He committed to finding his half-brother. Maybe she couldn’t handle it. He certainly wanted to try. Especially now that his own daughter had received the same diagnosis.
Written for Friday Fictioneers hosted by Rochelle Wisoff-Fields. The challenge is to write a story in 100 words or less. Click the frog to submit your flash fiction and to read others’.
I was a sailboat drifting upon your seas.
Navigating towards distant places,
behind the mists of your horizon.
Sun-beat, fresh varnish,
You were the ocean rippling
beneath me, reflecting infinities of overhanging skies.
Bahamas blue, glassy calm and
You became the tumultous waves
crashing on my bow,
ripping apart my sails.
Stinging saltwater seeping into my cracked hull.
Midnight blue, marbled through
You spoke of love.
I hid my fear.
Shared with dVerse Poets Pub in a poetry challenge using metaphors.
photo: my own
Image from pinterest.
PHOTO PROMPT © Na’ama Yehuda
The article stated it was the worst drought in decades, quoting researcher-facts and interspersed with images of wildlife writhing on cracked mud.
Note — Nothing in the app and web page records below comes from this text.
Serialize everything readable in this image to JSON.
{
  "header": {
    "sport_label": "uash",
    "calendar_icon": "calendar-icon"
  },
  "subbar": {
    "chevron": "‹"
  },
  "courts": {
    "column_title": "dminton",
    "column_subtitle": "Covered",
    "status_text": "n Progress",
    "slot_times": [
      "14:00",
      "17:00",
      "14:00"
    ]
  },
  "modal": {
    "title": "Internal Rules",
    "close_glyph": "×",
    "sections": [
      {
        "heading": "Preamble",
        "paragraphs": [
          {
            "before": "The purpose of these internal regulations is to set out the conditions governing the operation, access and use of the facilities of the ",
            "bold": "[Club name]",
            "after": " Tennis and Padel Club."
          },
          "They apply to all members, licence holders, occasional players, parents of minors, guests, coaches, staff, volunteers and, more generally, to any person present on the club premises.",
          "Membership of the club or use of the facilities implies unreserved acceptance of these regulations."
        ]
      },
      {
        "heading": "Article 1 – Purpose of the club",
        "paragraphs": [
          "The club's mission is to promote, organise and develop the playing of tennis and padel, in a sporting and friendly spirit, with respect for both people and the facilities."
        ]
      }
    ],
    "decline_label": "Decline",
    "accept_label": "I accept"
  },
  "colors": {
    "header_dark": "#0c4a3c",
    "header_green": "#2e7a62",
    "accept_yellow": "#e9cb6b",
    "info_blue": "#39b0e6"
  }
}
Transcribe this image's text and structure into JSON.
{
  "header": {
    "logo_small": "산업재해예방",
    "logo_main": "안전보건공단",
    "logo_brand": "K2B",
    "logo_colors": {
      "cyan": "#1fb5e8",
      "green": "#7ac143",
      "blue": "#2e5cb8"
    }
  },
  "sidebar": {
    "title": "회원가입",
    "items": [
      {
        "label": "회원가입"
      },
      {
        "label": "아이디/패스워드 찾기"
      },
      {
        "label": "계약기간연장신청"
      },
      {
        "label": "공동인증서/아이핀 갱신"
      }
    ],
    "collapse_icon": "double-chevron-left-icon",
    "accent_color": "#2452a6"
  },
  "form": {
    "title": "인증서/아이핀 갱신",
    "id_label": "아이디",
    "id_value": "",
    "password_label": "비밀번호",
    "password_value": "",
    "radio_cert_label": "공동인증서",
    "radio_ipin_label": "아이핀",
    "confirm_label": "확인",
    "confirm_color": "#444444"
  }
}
The last time Lake Ngami dried up was in the eighties.
The sun burned the backs of Kgosi and his men as they dug a hole, deep and wide enough, for underground water to seep into it. A man-made water hole. It wouldn’t last long. Wild animals would travel far in search of water. Next Saturday they would dig another one a few kilometers east of this hole.
Kgosi hoped the rains would come soon.
Written for Friday Fictioneers hosted by Rochelle Wisoff-Fields. Write a story in 100 words or less, click the frog to share your flash fiction and read what others have written.
Fresh water will one day be the wealth of future nations.
PHOTO PROMPT © J Hardy Carroll
It was too high up. The colander mocked him from above, dangling from a suspended cord. What was wrong with storing things in cupboards?
The pasta boiled on the stove. Getting too soft.
He was getting too impatient. With his legs, limp and useless, in the wheelchair. With the stupid colander in the dumbest place.
He should have gotten it down before he started cooking. Prepare beforehand. He took a deep breath. All that was needed was some slight adjustments to the way he usually goes about things. That’s all.
Grabbing a broomstick, he gently coaxed it off the hook.
Written for Friday Fictioneers hosted by Rochelle Wisoff-Fields.
Click the frog to submit your story or read others’.
PHOTO PROMPT © CEAyr
Will you tell me a bedtime story?
Just a little.
From slaying dragons? You have dragon blood on your coat again.
That green shiny stuff there, and there. There’s another spot and here too.
Oh…It must have sprayed onto me when…
You can tell me. I promise I won’t tell anyone. Cross my heart. Hope to die. Oh, don’t worry I won’t really die. It’s just how Jamie and I make promises. So we know for sure.
I was going to say, it must have sprayed onto me when we were making slime.
Written for Friday Fictioneers hosted by Rochelle Wisoff-Fields. Write a story in 100 words or less. Click the frog to submit your flash fiction or read others’.
PHOTO PROMPT © Sandra Crook
The call came in the dark hours of the morning. Doctor Worthington drove in the pre-dawn winter mist to the abandoned train station.
He found Matthew waiting for him, grumbling as he looked about nervously, “Hurry, we don’t have much time.”
“Sorry. Came as soon as you called.” He tried to match Matthew’s brisk pace as they walked to a discarded carriage. They pried open the rusty doors. Inside, a corpse laid flaccidly on black plastic sheets on the floor. It still looked pink-fresh. Hours old maybe.
“You have ten minutes, doctor. Harvest everything.”
Talk about a side-hustle for this doctor!
Written for Friday Fictioneers hosted by Rochelle Wisoff-Fields. Write a story in 100 words or less. Click the frog to submit your story.